§ **Entries shown**:
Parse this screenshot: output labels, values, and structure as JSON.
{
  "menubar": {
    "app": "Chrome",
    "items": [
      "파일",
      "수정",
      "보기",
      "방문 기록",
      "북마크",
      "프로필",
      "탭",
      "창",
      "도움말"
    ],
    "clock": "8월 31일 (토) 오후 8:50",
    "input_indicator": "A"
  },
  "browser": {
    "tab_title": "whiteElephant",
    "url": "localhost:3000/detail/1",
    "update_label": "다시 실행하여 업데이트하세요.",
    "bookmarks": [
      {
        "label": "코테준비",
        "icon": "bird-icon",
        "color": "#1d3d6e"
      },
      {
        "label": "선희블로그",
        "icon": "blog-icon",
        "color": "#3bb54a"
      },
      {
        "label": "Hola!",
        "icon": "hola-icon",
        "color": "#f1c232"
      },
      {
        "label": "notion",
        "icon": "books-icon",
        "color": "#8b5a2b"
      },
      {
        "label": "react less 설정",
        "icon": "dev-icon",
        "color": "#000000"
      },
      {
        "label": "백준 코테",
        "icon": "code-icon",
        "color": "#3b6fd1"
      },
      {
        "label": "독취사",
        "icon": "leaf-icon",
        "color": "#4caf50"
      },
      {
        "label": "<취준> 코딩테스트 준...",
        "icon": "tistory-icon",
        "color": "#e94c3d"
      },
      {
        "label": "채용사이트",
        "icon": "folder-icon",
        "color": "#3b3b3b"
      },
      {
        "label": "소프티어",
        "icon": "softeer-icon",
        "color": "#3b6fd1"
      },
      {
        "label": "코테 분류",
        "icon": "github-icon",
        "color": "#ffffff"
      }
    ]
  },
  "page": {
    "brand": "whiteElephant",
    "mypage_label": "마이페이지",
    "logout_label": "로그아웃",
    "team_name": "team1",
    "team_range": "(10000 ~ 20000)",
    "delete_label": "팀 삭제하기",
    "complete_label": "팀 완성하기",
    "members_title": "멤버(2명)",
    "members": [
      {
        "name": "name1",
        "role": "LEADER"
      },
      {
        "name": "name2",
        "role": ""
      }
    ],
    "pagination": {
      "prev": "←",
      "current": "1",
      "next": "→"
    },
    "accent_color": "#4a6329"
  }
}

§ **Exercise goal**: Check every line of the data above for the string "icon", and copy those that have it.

§ **Expected answer**:
        "icon": "bird-icon",
        "icon": "blog-icon",
        "icon": "hola-icon",
        "icon": "books-icon",
        "icon": "dev-icon",
        "icon": "code-icon",
        "icon": "leaf-icon",
        "icon": "tistory-icon",
        "icon": "folder-icon",
        "icon": "softeer-icon",
        "icon": "github-icon",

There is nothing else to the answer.